Doors are important objects in our world, they allow privacy and shelter for rooms and buildings whilst also allowing us to enter and exit at the same time. Doors are a very common thing to come across, they are at every entrance and exit to rooms and buildings, and so you would think that someone wouldn't use such a literal way of labeling whether a person should push or pull a door because it requires conscious thought instead of some subconscious thought. For instance the design below would require slightly less thought, however it is entirely possibly that someone on the pull side will just push without realizing, I know myself that I have done this as well as plenty of other people in the world.

Really doors should require much less thought such as a handle that would feel awkward or ward to try and push on, or additionally, we could implement more automatic doors which require no thought at all.

DD2000 - Objects of Design - The Good

Egg cartons were originally invented by a newspaperman called Joseph Coyle in British Columbia in 1911 to solve an ongoing dispute between a hotel owner and the farmer who supplied him with eggs, most of which were broken, every day. Successfully, Coyle designed and developed a structurally secure carton which not only safely housed the eggs and prevented them from rocking around during transport, but also firmly and easily stacked up on each other.

Coyle developed these cartons out of paper and made them by hand for years until he developed machinery and eventually mass-produced the Coyle Egg Safety cartons that are now sold worldwide.
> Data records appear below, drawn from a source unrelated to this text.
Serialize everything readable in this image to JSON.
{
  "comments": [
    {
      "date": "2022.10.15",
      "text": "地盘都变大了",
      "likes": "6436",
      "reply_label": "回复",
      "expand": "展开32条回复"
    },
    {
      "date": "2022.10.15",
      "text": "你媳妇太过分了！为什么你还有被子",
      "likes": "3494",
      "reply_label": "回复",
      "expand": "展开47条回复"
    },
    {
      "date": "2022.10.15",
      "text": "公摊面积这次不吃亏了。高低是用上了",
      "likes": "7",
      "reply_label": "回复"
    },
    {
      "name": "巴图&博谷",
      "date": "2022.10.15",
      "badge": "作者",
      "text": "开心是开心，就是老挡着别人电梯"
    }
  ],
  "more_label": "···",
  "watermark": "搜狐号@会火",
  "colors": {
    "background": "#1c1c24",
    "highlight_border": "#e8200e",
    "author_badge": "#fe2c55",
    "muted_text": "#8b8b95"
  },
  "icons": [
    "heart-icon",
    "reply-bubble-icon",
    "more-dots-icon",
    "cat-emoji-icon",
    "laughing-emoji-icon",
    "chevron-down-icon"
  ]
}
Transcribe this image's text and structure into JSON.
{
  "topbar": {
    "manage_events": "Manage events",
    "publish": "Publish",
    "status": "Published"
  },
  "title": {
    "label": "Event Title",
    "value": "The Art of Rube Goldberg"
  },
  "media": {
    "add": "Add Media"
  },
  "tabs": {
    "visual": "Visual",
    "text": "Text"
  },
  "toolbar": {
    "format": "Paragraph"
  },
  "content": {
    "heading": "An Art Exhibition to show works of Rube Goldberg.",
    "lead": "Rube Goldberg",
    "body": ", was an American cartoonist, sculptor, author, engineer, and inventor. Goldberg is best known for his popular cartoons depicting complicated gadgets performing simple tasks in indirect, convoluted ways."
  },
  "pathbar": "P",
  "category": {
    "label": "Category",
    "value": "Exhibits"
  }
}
I chose this object because I feel that it is something that it is worldwide, well known and something that most people would take for granted. They are very simple in design in that there are small little holes to house each egg a child would understand that the eggs, objects of similar size to the holes, will fit firmly within.

Looking further into the shape of the carton are the struts that stick up in the centre of each group of 4 eggs separating them apart from each other and further preventing them from knocking around and breaking. Although these struts then also help stack the cartons as the struts are hollow, and were the cartoons to be stacked the struts would fit into the hollow struts of the carton above it. Finally, evidence of how well the egg carton was designed can be seen by how little the design has changed in over a century.